Abstract 1475: Misperception of Ideal Body Size in the Dallas Heart Study: A Novel Target to Combat Obesity
Background: Little is known about how misperception of ideal body size may impact obesity and cardiovascular risk.
Methods: Self-perceived actual and ideal body size were surveyed in 5893 participants from the Dallas Heart Study, a probability-based sample of Dallas County residents, using the sex-specific Stunkard nine-figure scale (higher value=larger body size). Ideal body size was classified as below normal (scale figures 1–2), normal (scale figures 3–5), and above normal (scale figures 6 –9). Body size discrepancy was calculated as the difference between self-perceived actual and ideal body sizes.
Results: On average, subjects with a below normal or normal ideal body size perceived themselves as larger than their ideal body size. In contrast, subjects with an above normal ideal body size perceived themselves as smaller than their ideal size (Figure⇓). Compared with subjects with normal ideal body size, those with above normal ideal body size were more likely to be women (55% vs. 52%, p<0.0001) and African American (72% vs. 56%, p<0.0001), and had higher BMI (33 vs. 28 kg/m2, p=<0.0001), systolic blood pressure (130 vs. 127 mmHg, p=0.02), and higher insulin resistance (HOMA-IR 3.49 vs. 3.04 units, p=0.05).

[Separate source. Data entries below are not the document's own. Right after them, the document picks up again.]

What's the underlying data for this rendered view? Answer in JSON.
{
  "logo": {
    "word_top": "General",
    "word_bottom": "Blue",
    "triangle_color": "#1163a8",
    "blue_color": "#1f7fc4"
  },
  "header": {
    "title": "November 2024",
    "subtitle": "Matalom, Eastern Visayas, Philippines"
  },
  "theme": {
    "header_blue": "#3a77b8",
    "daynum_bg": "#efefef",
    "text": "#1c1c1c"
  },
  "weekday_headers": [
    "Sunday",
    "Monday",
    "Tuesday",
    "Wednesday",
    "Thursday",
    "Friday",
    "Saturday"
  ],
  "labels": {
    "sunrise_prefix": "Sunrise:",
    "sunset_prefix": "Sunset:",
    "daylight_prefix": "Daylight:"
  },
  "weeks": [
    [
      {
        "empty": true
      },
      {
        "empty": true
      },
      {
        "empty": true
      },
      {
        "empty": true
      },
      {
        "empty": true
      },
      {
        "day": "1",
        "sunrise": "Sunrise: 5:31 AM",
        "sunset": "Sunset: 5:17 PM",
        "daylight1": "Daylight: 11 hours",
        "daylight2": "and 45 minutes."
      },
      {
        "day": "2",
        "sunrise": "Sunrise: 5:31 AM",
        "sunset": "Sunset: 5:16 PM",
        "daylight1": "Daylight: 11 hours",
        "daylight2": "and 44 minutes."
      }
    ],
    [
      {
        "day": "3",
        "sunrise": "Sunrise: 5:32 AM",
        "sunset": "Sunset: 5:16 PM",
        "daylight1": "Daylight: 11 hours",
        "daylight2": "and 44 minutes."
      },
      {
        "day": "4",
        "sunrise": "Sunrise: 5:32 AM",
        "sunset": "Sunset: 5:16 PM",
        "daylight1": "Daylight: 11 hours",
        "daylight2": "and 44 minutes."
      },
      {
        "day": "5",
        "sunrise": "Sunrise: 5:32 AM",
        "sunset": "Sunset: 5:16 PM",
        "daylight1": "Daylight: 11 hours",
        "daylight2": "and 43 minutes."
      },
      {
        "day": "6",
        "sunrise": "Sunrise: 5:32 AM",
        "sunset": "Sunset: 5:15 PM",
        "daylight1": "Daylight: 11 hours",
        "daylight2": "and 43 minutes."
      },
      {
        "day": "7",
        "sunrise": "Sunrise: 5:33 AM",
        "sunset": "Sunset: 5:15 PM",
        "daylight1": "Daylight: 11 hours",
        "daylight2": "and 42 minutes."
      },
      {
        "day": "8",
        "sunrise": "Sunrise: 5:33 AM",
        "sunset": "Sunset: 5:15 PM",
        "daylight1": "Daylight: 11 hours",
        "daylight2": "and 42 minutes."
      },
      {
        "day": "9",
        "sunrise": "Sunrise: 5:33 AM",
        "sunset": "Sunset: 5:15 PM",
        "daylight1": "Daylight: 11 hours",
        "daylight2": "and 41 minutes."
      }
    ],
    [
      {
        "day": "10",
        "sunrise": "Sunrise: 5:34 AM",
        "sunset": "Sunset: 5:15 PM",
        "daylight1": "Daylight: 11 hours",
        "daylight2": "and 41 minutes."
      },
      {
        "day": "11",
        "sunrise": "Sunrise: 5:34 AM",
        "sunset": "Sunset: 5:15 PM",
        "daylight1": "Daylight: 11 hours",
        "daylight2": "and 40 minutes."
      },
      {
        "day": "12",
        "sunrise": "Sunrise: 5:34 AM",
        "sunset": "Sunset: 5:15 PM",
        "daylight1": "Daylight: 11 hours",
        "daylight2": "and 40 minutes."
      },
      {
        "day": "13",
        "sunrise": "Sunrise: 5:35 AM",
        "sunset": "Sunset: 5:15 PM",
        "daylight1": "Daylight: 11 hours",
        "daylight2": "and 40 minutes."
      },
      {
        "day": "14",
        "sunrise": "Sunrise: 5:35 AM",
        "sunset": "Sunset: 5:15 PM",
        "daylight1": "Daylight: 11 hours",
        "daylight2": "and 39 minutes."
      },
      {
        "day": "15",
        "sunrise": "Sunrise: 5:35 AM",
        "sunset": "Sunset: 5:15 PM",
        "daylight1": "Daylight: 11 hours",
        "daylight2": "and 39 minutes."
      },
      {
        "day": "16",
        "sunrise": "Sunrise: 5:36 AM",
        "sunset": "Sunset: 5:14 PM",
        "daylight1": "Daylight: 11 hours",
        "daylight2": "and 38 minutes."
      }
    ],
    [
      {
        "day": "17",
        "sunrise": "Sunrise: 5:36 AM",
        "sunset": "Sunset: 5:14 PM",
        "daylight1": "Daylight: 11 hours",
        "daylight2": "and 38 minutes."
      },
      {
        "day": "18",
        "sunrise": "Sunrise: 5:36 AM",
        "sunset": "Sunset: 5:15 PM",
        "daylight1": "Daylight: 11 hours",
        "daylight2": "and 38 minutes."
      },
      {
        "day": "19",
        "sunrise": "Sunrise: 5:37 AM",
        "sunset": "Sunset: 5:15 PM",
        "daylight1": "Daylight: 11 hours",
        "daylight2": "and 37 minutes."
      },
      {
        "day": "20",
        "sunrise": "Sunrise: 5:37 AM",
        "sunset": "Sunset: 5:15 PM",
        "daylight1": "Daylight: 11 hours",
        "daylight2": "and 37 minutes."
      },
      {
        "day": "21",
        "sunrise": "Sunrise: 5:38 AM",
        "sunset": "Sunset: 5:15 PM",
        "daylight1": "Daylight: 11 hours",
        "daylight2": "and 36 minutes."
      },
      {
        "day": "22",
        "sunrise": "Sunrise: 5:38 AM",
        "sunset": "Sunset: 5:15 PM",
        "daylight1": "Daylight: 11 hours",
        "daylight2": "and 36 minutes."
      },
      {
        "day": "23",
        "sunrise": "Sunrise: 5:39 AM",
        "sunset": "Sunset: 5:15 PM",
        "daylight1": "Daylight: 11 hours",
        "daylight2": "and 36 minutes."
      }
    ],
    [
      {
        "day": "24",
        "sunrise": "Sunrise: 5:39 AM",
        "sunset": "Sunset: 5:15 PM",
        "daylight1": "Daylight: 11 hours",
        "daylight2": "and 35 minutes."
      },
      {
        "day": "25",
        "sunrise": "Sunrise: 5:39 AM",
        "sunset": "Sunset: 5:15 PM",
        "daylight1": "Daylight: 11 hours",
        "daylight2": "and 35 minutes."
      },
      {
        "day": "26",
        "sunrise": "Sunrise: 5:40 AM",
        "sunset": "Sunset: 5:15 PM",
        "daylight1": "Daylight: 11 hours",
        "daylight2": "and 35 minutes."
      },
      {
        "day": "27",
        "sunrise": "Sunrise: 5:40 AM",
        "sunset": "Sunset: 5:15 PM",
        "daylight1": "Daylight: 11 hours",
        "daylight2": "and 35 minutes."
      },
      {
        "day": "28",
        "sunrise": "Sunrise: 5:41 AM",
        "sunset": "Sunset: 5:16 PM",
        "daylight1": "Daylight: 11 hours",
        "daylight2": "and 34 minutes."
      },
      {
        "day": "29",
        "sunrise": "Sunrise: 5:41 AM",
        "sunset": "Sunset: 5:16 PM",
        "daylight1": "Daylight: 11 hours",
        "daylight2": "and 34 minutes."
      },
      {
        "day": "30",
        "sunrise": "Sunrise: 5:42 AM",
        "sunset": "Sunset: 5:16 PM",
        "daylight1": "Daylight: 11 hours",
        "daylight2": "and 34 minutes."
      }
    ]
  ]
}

Conclusions: A misperception of ideal body size favoring obesity identifies people who are already more likely to be obese and to have a higher risk factor burden, and more importantly, who believe they are actually smaller than their ideal body size. Understanding and countering this misperception is a novel and perhaps vitally important target for obesity prevention and treatment.